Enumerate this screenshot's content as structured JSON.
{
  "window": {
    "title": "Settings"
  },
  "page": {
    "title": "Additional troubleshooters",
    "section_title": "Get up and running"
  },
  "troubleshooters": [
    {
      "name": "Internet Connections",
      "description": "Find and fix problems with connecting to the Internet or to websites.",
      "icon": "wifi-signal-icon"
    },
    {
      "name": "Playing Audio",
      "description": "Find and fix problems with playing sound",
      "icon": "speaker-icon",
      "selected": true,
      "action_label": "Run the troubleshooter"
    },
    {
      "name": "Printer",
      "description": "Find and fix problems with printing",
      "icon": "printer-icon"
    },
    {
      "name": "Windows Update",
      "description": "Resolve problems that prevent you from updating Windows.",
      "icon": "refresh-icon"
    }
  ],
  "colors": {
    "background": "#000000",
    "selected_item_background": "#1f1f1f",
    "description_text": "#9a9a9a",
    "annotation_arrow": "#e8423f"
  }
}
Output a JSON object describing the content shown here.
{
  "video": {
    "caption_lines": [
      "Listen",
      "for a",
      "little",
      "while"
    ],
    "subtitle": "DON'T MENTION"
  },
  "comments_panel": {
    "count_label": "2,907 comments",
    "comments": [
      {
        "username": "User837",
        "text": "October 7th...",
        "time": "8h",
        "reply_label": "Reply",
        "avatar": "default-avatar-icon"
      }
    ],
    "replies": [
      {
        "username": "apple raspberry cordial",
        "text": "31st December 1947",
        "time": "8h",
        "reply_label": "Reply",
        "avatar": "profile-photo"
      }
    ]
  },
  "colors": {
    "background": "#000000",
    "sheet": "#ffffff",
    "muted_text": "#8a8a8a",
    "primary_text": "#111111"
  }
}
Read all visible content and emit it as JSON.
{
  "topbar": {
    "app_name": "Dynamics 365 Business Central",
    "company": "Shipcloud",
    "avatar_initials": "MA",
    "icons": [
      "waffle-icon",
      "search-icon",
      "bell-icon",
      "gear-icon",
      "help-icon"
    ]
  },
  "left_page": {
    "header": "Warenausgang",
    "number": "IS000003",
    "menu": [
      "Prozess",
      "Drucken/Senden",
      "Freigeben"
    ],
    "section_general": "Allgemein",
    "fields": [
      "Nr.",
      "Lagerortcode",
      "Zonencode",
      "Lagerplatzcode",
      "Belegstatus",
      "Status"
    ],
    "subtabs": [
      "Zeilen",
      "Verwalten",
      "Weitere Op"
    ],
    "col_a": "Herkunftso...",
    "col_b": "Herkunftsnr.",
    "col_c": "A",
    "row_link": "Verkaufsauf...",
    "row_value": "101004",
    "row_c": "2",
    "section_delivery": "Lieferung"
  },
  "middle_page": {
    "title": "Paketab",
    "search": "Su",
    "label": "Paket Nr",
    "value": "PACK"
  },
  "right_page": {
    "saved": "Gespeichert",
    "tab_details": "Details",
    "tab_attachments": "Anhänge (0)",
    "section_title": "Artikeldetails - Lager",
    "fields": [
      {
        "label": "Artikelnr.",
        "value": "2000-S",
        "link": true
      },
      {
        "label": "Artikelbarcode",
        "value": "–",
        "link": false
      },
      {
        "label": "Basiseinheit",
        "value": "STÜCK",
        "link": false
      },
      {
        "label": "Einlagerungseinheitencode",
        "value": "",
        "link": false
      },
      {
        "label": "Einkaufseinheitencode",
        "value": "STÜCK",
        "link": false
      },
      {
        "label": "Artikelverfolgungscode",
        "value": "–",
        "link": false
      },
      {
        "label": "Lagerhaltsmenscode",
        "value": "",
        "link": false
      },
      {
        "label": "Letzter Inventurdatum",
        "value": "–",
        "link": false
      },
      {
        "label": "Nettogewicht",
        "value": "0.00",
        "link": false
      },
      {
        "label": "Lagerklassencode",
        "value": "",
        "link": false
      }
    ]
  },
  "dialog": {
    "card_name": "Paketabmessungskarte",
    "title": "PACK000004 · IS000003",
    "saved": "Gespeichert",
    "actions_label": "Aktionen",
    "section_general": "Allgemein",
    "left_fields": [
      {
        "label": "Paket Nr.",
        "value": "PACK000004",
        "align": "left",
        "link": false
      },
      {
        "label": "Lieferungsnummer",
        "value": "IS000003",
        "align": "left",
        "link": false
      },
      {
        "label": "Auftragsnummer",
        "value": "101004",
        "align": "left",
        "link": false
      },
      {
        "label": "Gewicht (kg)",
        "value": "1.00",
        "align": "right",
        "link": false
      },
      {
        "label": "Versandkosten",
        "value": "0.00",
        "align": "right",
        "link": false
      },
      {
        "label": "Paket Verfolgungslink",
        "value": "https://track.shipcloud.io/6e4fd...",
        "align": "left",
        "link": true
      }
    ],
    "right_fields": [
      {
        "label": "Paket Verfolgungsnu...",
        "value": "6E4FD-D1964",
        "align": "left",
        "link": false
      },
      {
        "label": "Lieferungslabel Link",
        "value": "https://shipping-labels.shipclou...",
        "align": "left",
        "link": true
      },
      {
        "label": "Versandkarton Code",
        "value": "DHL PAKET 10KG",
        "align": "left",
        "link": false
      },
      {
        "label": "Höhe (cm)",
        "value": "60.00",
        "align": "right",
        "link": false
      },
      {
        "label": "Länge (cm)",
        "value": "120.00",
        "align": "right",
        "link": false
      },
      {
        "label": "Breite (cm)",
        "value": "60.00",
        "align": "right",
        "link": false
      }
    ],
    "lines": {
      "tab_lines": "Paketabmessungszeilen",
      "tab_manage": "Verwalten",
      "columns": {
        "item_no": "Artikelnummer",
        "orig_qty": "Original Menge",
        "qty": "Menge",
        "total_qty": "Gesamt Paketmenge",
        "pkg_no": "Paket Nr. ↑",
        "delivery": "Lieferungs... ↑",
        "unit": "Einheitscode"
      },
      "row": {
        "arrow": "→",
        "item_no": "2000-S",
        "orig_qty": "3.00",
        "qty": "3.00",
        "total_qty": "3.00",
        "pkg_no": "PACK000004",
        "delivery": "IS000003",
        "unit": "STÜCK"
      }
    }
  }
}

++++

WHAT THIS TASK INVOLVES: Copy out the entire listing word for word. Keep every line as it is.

EXPECTED OUTPUT:
Enumerate this screenshot's content as structured JSON.
{
  "window": {
    "title": "Settings"
  },
  "page": {
    "title": "Additional troubleshooters",
    "section_title": "Get up and running"
  },
  "troubleshooters": [
    {
      "name": "Internet Connections",
      "description": "Find and fix problems with connecting to the Internet or to websites.",
      "icon": "wifi-signal-icon"
    },
    {
      "name": "Playing Audio",
      "description": "Find and fix problems with playing sound",
      "icon": "speaker-icon",
      "selected": true,
      "action_label": "Run the troubleshooter"
    },
    {
      "name": "Printer",
      "description": "Find and fix problems with printing",
      "icon": "printer-icon"
    },
    {
      "name": "Windows Update",
      "description": "Resolve problems that prevent you from updating Windows.",
      "icon": "refresh-icon"
    }
  ],
  "colors": {
    "background": "#000000",
    "selected_item_background": "#1f1f1f",
    "description_text": "#9a9a9a",
    "annotation_arrow": "#e8423f"
  }
}
Output a JSON object describing the content shown here.
{
  "video": {
    "caption_lines": [
      "Listen",
      "for a",
      "little",
      "while"
    ],
    "subtitle": "DON'T MENTION"
  },
  "comments_panel": {
    "count_label": "2,907 comments",
    "comments": [
      {
        "username": "User837",
        "text": "October 7th...",
        "time": "8h",
        "reply_label": "Reply",
        "avatar": "default-avatar-icon"
      }
    ],
    "replies": [
      {
        "username": "apple raspberry cordial",
        "text": "31st December 1947",
        "time": "8h",
        "reply_label": "Reply",
        "avatar": "profile-photo"
      }
    ]
  },
  "colors": {
    "background": "#000000",
    "sheet": "#ffffff",
    "muted_text": "#8a8a8a",
    "primary_text": "#111111"
  }
}
Read all visible content and emit it as JSON.
{
  "topbar": {
    "app_name": "Dynamics 365 Business Central",
    "company": "Shipcloud",
    "avatar_initials": "MA",
    "icons": [
      "waffle-icon",
      "search-icon",
      "bell-icon",
      "gear-icon",
      "help-icon"
    ]
  },
  "left_page": {
    "header": "Warenausgang",
    "number": "IS000003",
    "menu": [
      "Prozess",
      "Drucken/Senden",
      "Freigeben"
    ],
    "section_general": "Allgemein",
    "fields": [
      "Nr.",
      "Lagerortcode",
      "Zonencode",
      "Lagerplatzcode",
      "Belegstatus",
      "Status"
    ],
    "subtabs": [
      "Zeilen",
      "Verwalten",
      "Weitere Op"
    ],
    "col_a": "Herkunftso...",
    "col_b": "Herkunftsnr.",
    "col_c": "A",
    "row_link": "Verkaufsauf...",
    "row_value": "101004",
    "row_c": "2",
    "section_delivery": "Lieferung"
  },
  "middle_page": {
    "title": "Paketab",
    "search": "Su",
    "label": "Paket Nr",
    "value": "PACK"
  },
  "right_page": {
    "saved": "Gespeichert",
    "tab_details": "Details",
    "tab_attachments": "Anhänge (0)",
    "section_title": "Artikeldetails - Lager",
    "fields": [
      {
        "label": "Artikelnr.",
        "value": "2000-S",
        "link": true
      },
      {
        "label": "Artikelbarcode",
        "value": "–",
        "link": false
      },
      {
        "label": "Basiseinheit",
        "value": "STÜCK",
        "link": false
      },
      {
        "label": "Einlagerungseinheitencode",
        "value": "",
        "link": false
      },
      {
        "label": "Einkaufseinheitencode",
        "value": "STÜCK",
        "link": false
      },
      {
        "label": "Artikelverfolgungscode",
        "value": "–",
        "link": false
      },
      {
        "label": "Lagerhaltsmenscode",
        "value": "",
        "link": false
      },
      {
        "label": "Letzter Inventurdatum",
        "value": "–",
        "link": false
      },
      {
        "label": "Nettogewicht",
        "value": "0.00",
        "link": false
      },
      {
        "label": "Lagerklassencode",
        "value": "",
        "link": false
      }
    ]
  },
  "dialog": {
    "card_name": "Paketabmessungskarte",
    "title": "PACK000004 · IS000003",
    "saved": "Gespeichert",
    "actions_label": "Aktionen",
    "section_general": "Allgemein",
    "left_fields": [
      {
        "label": "Paket Nr.",
        "value": "PACK000004",
        "align": "left",
        "link": false
      },
      {
        "label": "Lieferungsnummer",
        "value": "IS000003",
        "align": "left",
        "link": false
      },
      {
        "label": "Auftragsnummer",
        "value": "101004",
        "align": "left",
        "link": false
      },
      {
        "label": "Gewicht (kg)",
        "value": "1.00",
        "align": "right",
        "link": false
      },
      {
        "label": "Versandkosten",
        "value": "0.00",
        "align": "right",
        "link": false
      },
      {
        "label": "Paket Verfolgungslink",
        "value": "https://track.shipcloud.io/6e4fd...",
        "align": "left",
        "link": true
      }
    ],
    "right_fields": [
      {
        "label": "Paket Verfolgungsnu...",
        "value": "6E4FD-D1964",
        "align": "left",
        "link": false
      },
      {
        "label": "Lieferungslabel Link",
        "value": "https://shipping-labels.shipclou...",
        "align": "left",
        "link": true
      },
      {
        "label": "Versandkarton Code",
        "value": "DHL PAKET 10KG",
        "align": "left",
        "link": false
      },
      {
        "label": "Höhe (cm)",
        "value": "60.00",
        "align": "right",
        "link": false
      },
      {
        "label": "Länge (cm)",
        "value": "120.00",
        "align": "right",
        "link": false
      },
      {
        "label": "Breite (cm)",
        "value": "60.00",
        "align": "right",
        "link": false
      }
    ],
    "lines": {
      "tab_lines": "Paketabmessungszeilen",
      "tab_manage": "Verwalten",
      "columns": {
        "item_no": "Artikelnummer",
        "orig_qty": "Original Menge",
        "qty": "Menge",
        "total_qty": "Gesamt Paketmenge",
        "pkg_no": "Paket Nr. ↑",
        "delivery": "Lieferungs... ↑",
        "unit": "Einheitscode"
      },
      "row": {
        "arrow": "→",
        "item_no": "2000-S",
        "orig_qty": "3.00",
        "qty": "3.00",
        "total_qty": "3.00",
        "pkg_no": "PACK000004",
        "delivery": "IS000003",
        "unit": "STÜCK"
      }
    }
  }
}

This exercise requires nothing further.